Witnesses who saw a fiery crash along U.S. 12 and its aftermath Sunday said they were unable to help a family of four trapped inside their car.
“I was sitting in my house watching TV and I heard a big explosion,” said Larry Livengood.
He ran outside to a ball of fire and innocent cries in his front yard.
“Immediately you could hear a child crying in the back of the one vehicle. It was very disturbing to see because there was nothing you could do, with the flames so hot and intense,” he recalled, tears in his eyes. “Nobody could get that close to it.”
That child, 1-year-old Devin Stone, was trapped inside the car, upside down alongside his father, 50-year-old Curtis Stone, his mother, 35-year-old Stacey Garza and his grandmother, 57-year-old Kathleen Marks. The child and his parents lived in Mishawaka. His grandmother lived in South Bend.
“I just knelt down and started praying for them. That’s all I could do,” Livengood added.

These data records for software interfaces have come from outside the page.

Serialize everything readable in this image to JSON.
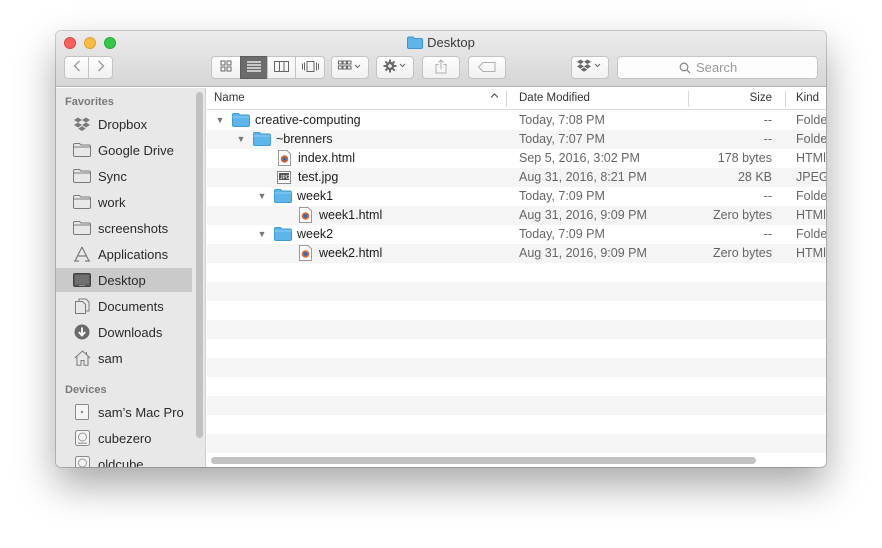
{
  "window": {
    "title": "Desktop"
  },
  "toolbar": {
    "nav": {
      "back_icon": "chevron-left-icon",
      "forward_icon": "chevron-right-icon"
    },
    "views": [
      "icon-view-icon",
      "list-view-icon",
      "column-view-icon",
      "coverflow-view-icon"
    ],
    "active_view": "list",
    "search_placeholder": "Search"
  },
  "sidebar": {
    "favorites_heading": "Favorites",
    "favorites": [
      {
        "label": "Dropbox",
        "icon": "dropbox-icon"
      },
      {
        "label": "Google Drive",
        "icon": "folder-icon"
      },
      {
        "label": "Sync",
        "icon": "folder-icon"
      },
      {
        "label": "work",
        "icon": "folder-icon"
      },
      {
        "label": "screenshots",
        "icon": "folder-icon"
      },
      {
        "label": "Applications",
        "icon": "applications-icon"
      },
      {
        "label": "Desktop",
        "icon": "desktop-icon",
        "selected": true
      },
      {
        "label": "Documents",
        "icon": "documents-icon"
      },
      {
        "label": "Downloads",
        "icon": "downloads-icon"
      },
      {
        "label": "sam",
        "icon": "home-icon"
      }
    ],
    "devices_heading": "Devices",
    "devices": [
      {
        "label": "sam’s Mac Pro",
        "icon": "computer-icon"
      },
      {
        "label": "cubezero",
        "icon": "disk-icon"
      },
      {
        "label": "oldcube",
        "icon": "disk-icon"
      }
    ]
  },
  "columns": {
    "name": "Name",
    "date": "Date Modified",
    "size": "Size",
    "kind": "Kind"
  },
  "files": [
    {
      "name": "creative-computing",
      "date": "Today, 7:08 PM",
      "size": "--",
      "kind": "Folde",
      "depth": 0,
      "type": "folder",
      "expanded": true
    },
    {
      "name": "~brenners",
      "date": "Today, 7:07 PM",
      "size": "--",
      "kind": "Folde",
      "depth": 1,
      "type": "folder",
      "expanded": true
    },
    {
      "name": "index.html",
      "date": "Sep 5, 2016, 3:02 PM",
      "size": "178 bytes",
      "kind": "HTMl",
      "depth": 2,
      "type": "html"
    },
    {
      "name": "test.jpg",
      "date": "Aug 31, 2016, 8:21 PM",
      "size": "28 KB",
      "kind": "JPEG",
      "depth": 2,
      "type": "jpg"
    },
    {
      "name": "week1",
      "date": "Today, 7:09 PM",
      "size": "--",
      "kind": "Folde",
      "depth": 2,
      "type": "folder",
      "expanded": true
    },
    {
      "name": "week1.html",
      "date": "Aug 31, 2016, 9:09 PM",
      "size": "Zero bytes",
      "kind": "HTMl",
      "depth": 3,
      "type": "html"
    },
    {
      "name": "week2",
      "date": "Today, 7:09 PM",
      "size": "--",
      "kind": "Folde",
      "depth": 2,
      "type": "folder",
      "expanded": true
    },
    {
      "name": "week2.html",
      "date": "Aug 31, 2016, 9:09 PM",
      "size": "Zero bytes",
      "kind": "HTMl",
      "depth": 3,
      "type": "html"
    }
  ],
  "colors": {
    "folder": "#5eb5ea",
    "selection": "#cacaca",
    "stripe": "#f5f5f5"
  }
}
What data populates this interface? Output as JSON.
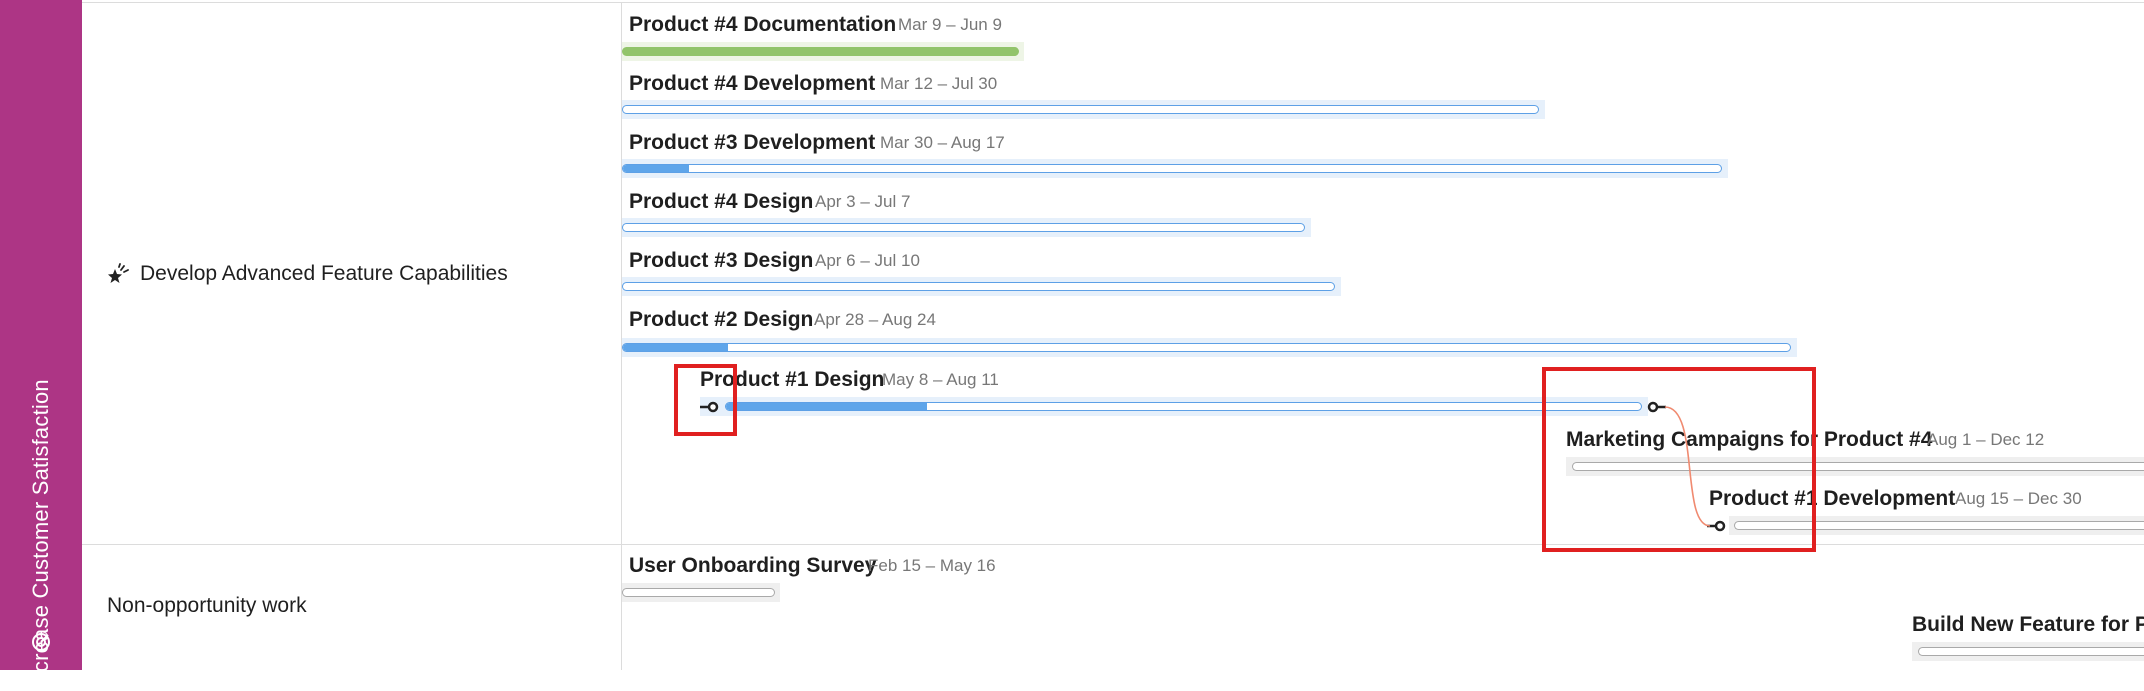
{
  "swimlane": {
    "title": "Increase Customer Satisfaction",
    "icon": "target-icon",
    "color": "#ad3585"
  },
  "groups": [
    {
      "label": "Develop Advanced Feature Capabilities",
      "icon": "feature-star-icon"
    },
    {
      "label": "Non-opportunity work"
    }
  ],
  "bars": [
    {
      "title": "Product #4 Documentation",
      "dates": "Mar 9 – Jun 9",
      "progress": 1.0,
      "style": "green"
    },
    {
      "title": "Product #4 Development",
      "dates": "Mar 12 – Jul 30",
      "progress": 0.0,
      "style": "blue"
    },
    {
      "title": "Product #3 Development",
      "dates": "Mar 30 – Aug 17",
      "progress": 0.06,
      "style": "blue"
    },
    {
      "title": "Product #4 Design",
      "dates": "Apr 3 – Jul 7",
      "progress": 0.0,
      "style": "blue"
    },
    {
      "title": "Product #3 Design",
      "dates": "Apr 6 – Jul 10",
      "progress": 0.0,
      "style": "blue"
    },
    {
      "title": "Product #2 Design",
      "dates": "Apr 28 – Aug 24",
      "progress": 0.09,
      "style": "blue"
    },
    {
      "title": "Product #1 Design",
      "dates": "May 8 – Aug 11",
      "progress": 0.22,
      "style": "blue"
    },
    {
      "title": "Marketing Campaigns for Product #4",
      "dates": "Aug 1 – Dec 12",
      "progress": 0.0,
      "style": "grey"
    },
    {
      "title": "Product #1 Development",
      "dates": "Aug 15 – Dec 30",
      "progress": 0.0,
      "style": "grey"
    },
    {
      "title": "User Onboarding Survey",
      "dates": "Feb 15 – May 16",
      "progress": 0.0,
      "style": "grey"
    },
    {
      "title": "Build New Feature for Pr",
      "dates": "",
      "progress": 0.0,
      "style": "grey"
    }
  ],
  "dependency": {
    "from": "Product #1 Design",
    "to": "Product #1 Development",
    "color": "#f08a70"
  },
  "highlight_color": "#e02020"
}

The crash happened around 3:15 Sunday afternoon along a curve on U.S. 12, about a half mile east of Bell Road in Cass County.
Police said Cecilia Cheney, 43, of Niles, was eastbound on U.S. 12 when her pickup truck left the road then went back onto the road, crossing the center line. She hit the car carrying the family of four head-on. Both vehicles rolled, immediately bursting into flames. One witness told WSBT both gas tanks exploded shortly after impact.
Cheney made it out of the crash with non-life threatening injuries, but was transported to a local hospital.
The morning after the crash, Livengood’s wife Lynne found a note in the charred debris from Stacey Garza written to Kathleen Marks, dated January 2011. Part of it read: “Mom, I love you with all my heart and you have been my best friend my whole life."
Both firefighters and police told WSBT that stretch of U.S. 12 is not particularly dangerous, but people like the Livengoods who have lived there a long time said the curve has caused a few accidents over the years and a lot of near misses. The shoulder along the curve is gravel, and the Livengoods said they’ve seen drivers lose control.
“[The] same thing happened with a car that went off the road back here, and came back on. [The driver] over-compensated and hit a truck head-on. Same thing,” said Larry Livengood.
But what he and others – including first responders – saw Sunday afternoon will stay with them forever.
“It hits home,” said Niles Township Fire Lt. Doug Myers, one of the first firefighters on scene Sunday afternoon. “I told the guys last night when we got done, ‘Go home, make sure you hug your families. Thank the Lord that you still have them.”
When first responders come across particularly horrific scenes, they’ll often bring in a Critical Incident Stress Management team to help them cope.
“There are things people don’t realize and firefighters don’t realize can happen through something like this later on” Myers said. “And that team is really good about letting you know what to look for and what the family needs to look for, because a lot of times it’s the family that sees the stress we might not be aware of.”
Niles Twp. Fire Chief Gary Brovold told WSBT he’ll keep an eye on his firefighters and continue promoting conversations about the crash aftermath to make sure they’re OK.